It may seem complicated at first to include individual user contexts in identity and access management. But in fact there are only three main contexts involved: location, time and device. Modern solutions allow users to set these contexts up in a relatively simple way, using self-service for example. The first time a user uses their device, the user specifies, for example, their present location as their legitimate home office. The access system then defines this location as a “permitted” location for the use of specific business applications. From then on, the user can be blocked from using the applications as soon as they are in a restaurant, for example, or in some other location that has not been approved. The process is similar for the contexts of time and device. For example, users can only reply to their business Outlook e-mails by using their permitted corporate tablet. This also allows other benefits, such as the use of business apps after 8 p.m. being restricted, to make sure that workers have leisure time in the evening.
Housekeeping with workspace management solutions
These kind of adaptive access concepts allow organisations/IT departments to regain sovereignty over devices, systems, applications and data. But security is not the only key requirement for the “clean” provision of cloud workstations. Technology should be used to increase the productivity of employees and not land them in a maze of log-in and web addresses.
Licenses also require smooth and transparent administration. Cloud apps usually have a pay-as-you-go principle which means that every user that is set up is charged for. This can lead to unnecessary costs if, for example, an organization forgets to delete a user when the respective employee leaves the company or no longer needs the app. IT departments must also be able to quickly grant a new employee access to all the necessary applications on their devices and, similarly, need to be able to block users quickly and maintain data security when an employee leaves the company. It is almost impossible to meet these requirements without having a centralised solution.
Personal workspaces for employees
Workspace management is one such centralised solution. Modern workspace management systems enable the administration not just of workstations but also of the various devices and applications used by employees. It provides employees with their own personal workspace. This makes mobile device management one of the key requirements of centralised solutions.
Mobile devices need to be integrated into the system seamlessly to enable the smooth distribution of mobile applications, device compliance checks and license administration. This kind of solution also needs to have an identity and access management aspect including adaptive access control. The solution should be easy to integrate into an existing IT infrastructure and should require a low level of administration.

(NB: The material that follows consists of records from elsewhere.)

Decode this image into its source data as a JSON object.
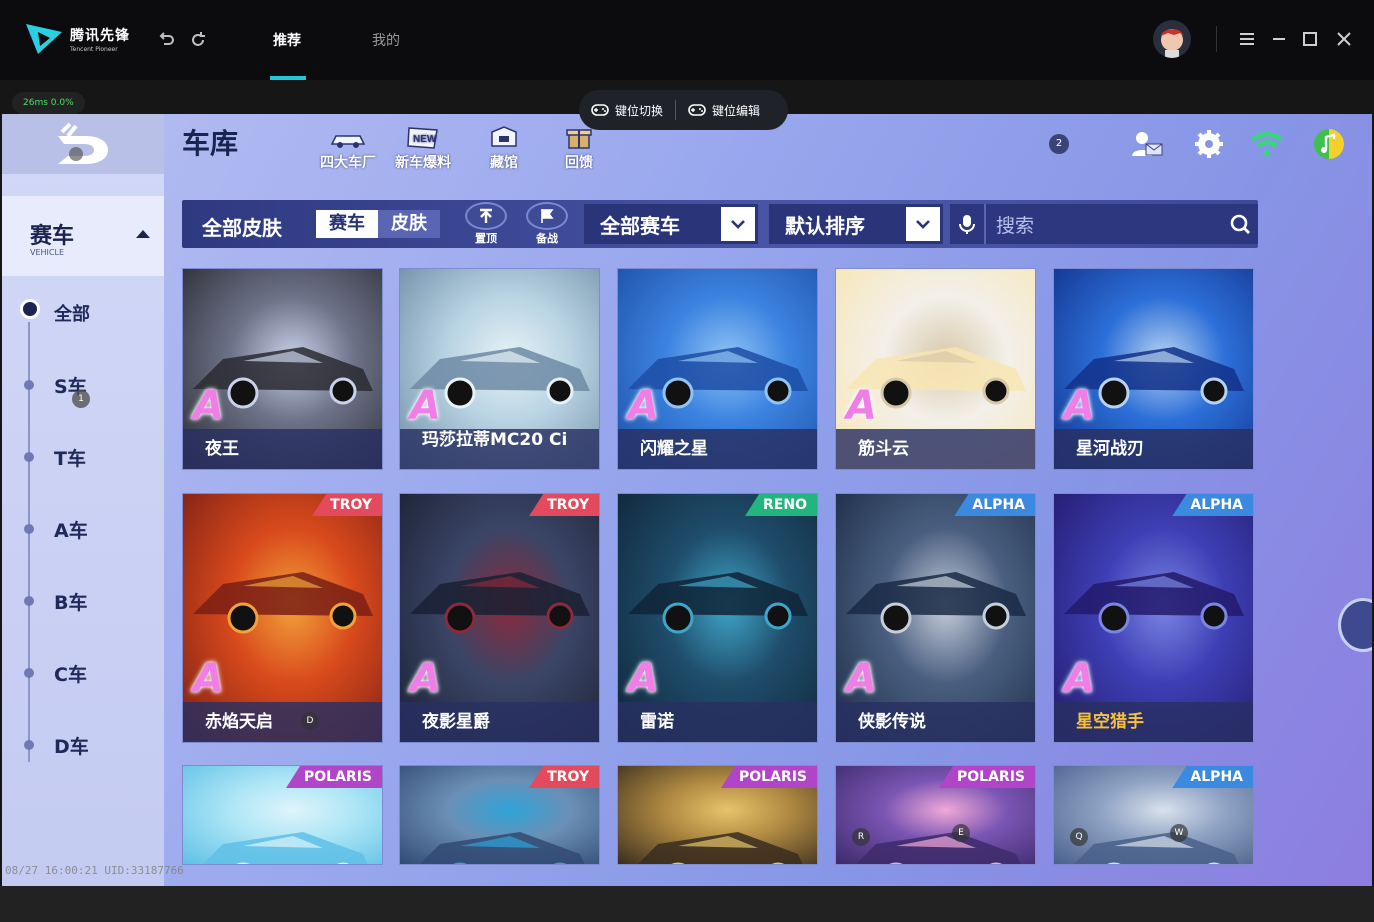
{
  "app": {
    "name_cn": "腾讯先锋",
    "name_en": "Tencent Pioneer"
  },
  "tabs": [
    {
      "label": "推荐",
      "active": true
    },
    {
      "label": "我的",
      "active": false
    }
  ],
  "status": {
    "ping": "26ms 0.0%"
  },
  "keybar": {
    "switch_label": "键位切换",
    "edit_label": "键位编辑"
  },
  "game": {
    "title": "车库",
    "top_menu": [
      {
        "label": "四大车厂",
        "icon": "car-factory-icon"
      },
      {
        "label": "新车爆料",
        "icon": "new-badge-icon"
      },
      {
        "label": "藏馆",
        "icon": "museum-icon"
      },
      {
        "label": "回馈",
        "icon": "gift-icon"
      }
    ],
    "notify_count": "2",
    "sidebar": {
      "category": "赛车",
      "category_en": "VEHICLE",
      "items": [
        "全部",
        "S车",
        "T车",
        "A车",
        "B车",
        "C车",
        "D车"
      ]
    },
    "filter": {
      "all_skins": "全部皮肤",
      "seg_car": "赛车",
      "seg_skin": "皮肤",
      "pin_label": "置顶",
      "prep_label": "备战",
      "car_filter": "全部赛车",
      "sort": "默认排序",
      "search_placeholder": "搜索"
    },
    "cards_row1": [
      {
        "name": "夜王",
        "rank": "A",
        "colors": [
          "#2a2a31",
          "#6c7288",
          "#c9d2e9"
        ]
      },
      {
        "name": "玛莎拉蒂MC20 Ci",
        "rank": "A",
        "colors": [
          "#6d8aa4",
          "#b9d4e3",
          "#e7f2f7"
        ]
      },
      {
        "name": "闪耀之星",
        "rank": "A",
        "colors": [
          "#1c4ea6",
          "#3c83e0",
          "#8fc4f5"
        ]
      },
      {
        "name": "筋斗云",
        "rank": "A",
        "colors": [
          "#f8e5b3",
          "#f3f0ea",
          "#d8c9a8"
        ]
      },
      {
        "name": "星河战刃",
        "rank": "A",
        "colors": [
          "#12318a",
          "#2c6fd8",
          "#b8d3f2"
        ]
      }
    ],
    "cards_row2": [
      {
        "name": "赤焰天启",
        "rank": "A",
        "tag": "TROY",
        "tag_kind": "troy",
        "colors": [
          "#7a1e15",
          "#d94a1c",
          "#f2a23b"
        ],
        "badge": "D"
      },
      {
        "name": "夜影星爵",
        "rank": "A",
        "tag": "TROY",
        "tag_kind": "troy",
        "colors": [
          "#1a2033",
          "#3b4566",
          "#8a2a3c"
        ]
      },
      {
        "name": "雷诺",
        "rank": "A",
        "tag": "RENO",
        "tag_kind": "reno",
        "colors": [
          "#0f2437",
          "#1f4d6b",
          "#40a6c9"
        ]
      },
      {
        "name": "侠影传说",
        "rank": "A",
        "tag": "ALPHA",
        "tag_kind": "alpha",
        "colors": [
          "#1a2a45",
          "#4a5f80",
          "#c7cedb"
        ]
      },
      {
        "name": "星空猎手",
        "rank": "A",
        "tag": "ALPHA",
        "tag_kind": "alpha",
        "colors": [
          "#221a6b",
          "#3e3fb5",
          "#7b86e3"
        ],
        "name_color": "#f7c23a"
      }
    ],
    "cards_row3": [
      {
        "tag": "POLARIS",
        "tag_kind": "polaris",
        "colors": [
          "#5fc0e6",
          "#aee6f6",
          "#dff4fa"
        ]
      },
      {
        "tag": "TROY",
        "tag_kind": "troy",
        "colors": [
          "#314a73",
          "#6b8fb6",
          "#2ea4d8"
        ]
      },
      {
        "tag": "POLARIS",
        "tag_kind": "polaris",
        "colors": [
          "#3a2d1e",
          "#b08a42",
          "#e6c46a"
        ]
      },
      {
        "tag": "POLARIS",
        "tag_kind": "polaris",
        "colors": [
          "#3d2a6a",
          "#7a55b3",
          "#f0a9d8"
        ],
        "badges": [
          "R",
          "E"
        ]
      },
      {
        "tag": "ALPHA",
        "tag_kind": "alpha",
        "colors": [
          "#49608a",
          "#8fa3c4",
          "#d9e1ec"
        ],
        "badges": [
          "Q",
          "W"
        ]
      }
    ],
    "sidebar_badge": "1"
  },
  "timestamp": "08/27 16:00:21 UID:33187766"
}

Using these methods, the cloud-based office can be managed in a time and cost-efficient way.